Content starts
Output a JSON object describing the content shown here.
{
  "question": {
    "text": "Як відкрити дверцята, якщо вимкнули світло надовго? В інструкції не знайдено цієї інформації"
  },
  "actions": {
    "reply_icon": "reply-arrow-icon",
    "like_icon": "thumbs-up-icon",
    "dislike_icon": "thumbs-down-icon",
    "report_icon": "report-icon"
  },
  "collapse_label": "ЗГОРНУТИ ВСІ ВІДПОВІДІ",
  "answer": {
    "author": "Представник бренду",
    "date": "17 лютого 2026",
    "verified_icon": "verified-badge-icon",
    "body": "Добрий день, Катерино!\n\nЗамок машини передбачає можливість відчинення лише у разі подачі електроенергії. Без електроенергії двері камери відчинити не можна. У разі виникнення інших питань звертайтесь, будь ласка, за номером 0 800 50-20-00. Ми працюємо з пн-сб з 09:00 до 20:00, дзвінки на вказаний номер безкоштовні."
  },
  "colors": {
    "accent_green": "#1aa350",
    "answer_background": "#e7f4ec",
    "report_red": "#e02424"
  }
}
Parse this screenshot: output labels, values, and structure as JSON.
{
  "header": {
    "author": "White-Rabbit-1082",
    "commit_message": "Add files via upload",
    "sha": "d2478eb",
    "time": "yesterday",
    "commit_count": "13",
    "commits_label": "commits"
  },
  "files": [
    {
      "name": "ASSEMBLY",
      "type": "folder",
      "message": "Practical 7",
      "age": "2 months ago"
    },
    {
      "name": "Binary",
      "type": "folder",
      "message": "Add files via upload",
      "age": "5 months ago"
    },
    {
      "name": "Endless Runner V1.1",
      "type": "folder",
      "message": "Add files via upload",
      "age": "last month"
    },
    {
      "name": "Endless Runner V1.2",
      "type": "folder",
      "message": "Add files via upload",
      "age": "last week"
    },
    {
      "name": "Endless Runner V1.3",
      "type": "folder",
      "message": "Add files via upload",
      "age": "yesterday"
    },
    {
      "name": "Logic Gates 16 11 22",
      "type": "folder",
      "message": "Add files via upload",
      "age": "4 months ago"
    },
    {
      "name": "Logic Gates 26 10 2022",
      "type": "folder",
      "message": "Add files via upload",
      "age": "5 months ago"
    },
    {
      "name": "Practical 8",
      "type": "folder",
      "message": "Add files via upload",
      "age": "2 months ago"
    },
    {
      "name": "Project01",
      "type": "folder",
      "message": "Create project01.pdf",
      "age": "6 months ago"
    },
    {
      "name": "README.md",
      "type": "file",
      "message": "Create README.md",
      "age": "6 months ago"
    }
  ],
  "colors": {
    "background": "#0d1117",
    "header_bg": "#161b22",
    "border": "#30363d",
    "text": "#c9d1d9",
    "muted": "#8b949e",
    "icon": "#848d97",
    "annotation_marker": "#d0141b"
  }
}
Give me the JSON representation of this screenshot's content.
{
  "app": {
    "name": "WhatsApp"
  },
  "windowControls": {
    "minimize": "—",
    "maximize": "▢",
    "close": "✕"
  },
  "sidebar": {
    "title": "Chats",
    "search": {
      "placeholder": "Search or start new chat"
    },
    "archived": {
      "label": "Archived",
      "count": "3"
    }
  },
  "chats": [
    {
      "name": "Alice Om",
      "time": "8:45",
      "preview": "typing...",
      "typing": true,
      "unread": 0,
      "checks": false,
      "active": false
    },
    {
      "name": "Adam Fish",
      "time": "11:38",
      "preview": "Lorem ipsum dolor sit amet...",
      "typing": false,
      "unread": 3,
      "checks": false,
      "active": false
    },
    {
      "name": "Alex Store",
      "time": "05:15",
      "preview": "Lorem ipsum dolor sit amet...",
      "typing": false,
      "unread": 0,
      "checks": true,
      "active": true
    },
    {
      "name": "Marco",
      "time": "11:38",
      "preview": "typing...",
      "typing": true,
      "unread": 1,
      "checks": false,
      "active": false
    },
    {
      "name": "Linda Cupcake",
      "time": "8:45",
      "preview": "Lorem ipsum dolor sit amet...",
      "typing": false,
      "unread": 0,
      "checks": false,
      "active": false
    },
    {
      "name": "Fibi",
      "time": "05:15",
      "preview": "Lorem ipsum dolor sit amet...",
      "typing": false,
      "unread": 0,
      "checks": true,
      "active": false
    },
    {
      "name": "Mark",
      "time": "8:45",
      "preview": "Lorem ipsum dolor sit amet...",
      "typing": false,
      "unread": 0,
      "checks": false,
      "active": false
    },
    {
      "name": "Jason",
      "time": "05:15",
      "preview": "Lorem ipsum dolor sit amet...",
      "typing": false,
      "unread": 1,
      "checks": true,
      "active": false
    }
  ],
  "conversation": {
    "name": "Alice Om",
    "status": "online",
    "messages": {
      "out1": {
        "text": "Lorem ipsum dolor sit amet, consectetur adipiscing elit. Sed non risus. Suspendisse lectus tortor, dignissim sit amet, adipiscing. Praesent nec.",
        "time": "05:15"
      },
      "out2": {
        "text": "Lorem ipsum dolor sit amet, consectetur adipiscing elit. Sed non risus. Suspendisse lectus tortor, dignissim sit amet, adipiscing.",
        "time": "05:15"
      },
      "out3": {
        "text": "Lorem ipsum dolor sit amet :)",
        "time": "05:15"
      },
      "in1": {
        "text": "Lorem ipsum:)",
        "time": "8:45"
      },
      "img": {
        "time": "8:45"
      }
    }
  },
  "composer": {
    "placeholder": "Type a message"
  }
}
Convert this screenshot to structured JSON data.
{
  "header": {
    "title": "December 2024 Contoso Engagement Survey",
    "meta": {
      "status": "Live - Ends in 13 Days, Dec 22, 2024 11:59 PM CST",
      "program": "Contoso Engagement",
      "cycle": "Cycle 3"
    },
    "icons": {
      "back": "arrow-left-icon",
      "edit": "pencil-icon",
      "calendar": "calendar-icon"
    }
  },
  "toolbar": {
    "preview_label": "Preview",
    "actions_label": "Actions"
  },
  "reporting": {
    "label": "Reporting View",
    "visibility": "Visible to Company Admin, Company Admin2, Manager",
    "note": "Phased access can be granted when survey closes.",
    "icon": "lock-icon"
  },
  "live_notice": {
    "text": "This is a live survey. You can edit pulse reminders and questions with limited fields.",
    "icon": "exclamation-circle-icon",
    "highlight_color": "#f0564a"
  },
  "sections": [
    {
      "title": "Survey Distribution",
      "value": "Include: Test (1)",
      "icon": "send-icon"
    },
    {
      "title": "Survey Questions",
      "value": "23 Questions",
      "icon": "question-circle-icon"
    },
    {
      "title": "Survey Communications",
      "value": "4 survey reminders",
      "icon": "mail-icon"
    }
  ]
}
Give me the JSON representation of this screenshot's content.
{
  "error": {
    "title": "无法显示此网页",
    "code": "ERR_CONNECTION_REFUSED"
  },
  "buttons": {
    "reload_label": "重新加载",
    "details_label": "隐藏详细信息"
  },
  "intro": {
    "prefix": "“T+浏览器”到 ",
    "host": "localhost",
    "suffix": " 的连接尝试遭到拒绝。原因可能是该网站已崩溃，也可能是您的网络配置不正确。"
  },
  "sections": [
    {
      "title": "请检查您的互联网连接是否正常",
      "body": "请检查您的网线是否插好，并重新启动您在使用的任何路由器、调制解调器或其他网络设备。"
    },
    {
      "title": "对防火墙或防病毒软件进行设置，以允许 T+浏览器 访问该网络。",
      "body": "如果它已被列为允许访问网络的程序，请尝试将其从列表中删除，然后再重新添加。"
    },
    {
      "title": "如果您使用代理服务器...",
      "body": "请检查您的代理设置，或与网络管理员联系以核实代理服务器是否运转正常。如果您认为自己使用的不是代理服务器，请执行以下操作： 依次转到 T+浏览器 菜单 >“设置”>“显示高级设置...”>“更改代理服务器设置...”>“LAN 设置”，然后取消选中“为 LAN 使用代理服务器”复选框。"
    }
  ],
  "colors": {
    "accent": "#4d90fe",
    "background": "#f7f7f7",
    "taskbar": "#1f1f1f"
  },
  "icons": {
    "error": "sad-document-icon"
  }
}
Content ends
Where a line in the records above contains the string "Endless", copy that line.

- [WRITTEN SOLUTION]:
      "name": "Endless Runner V1.1",
      "name": "Endless Runner V1.2",
      "name": "Endless Runner V1.3",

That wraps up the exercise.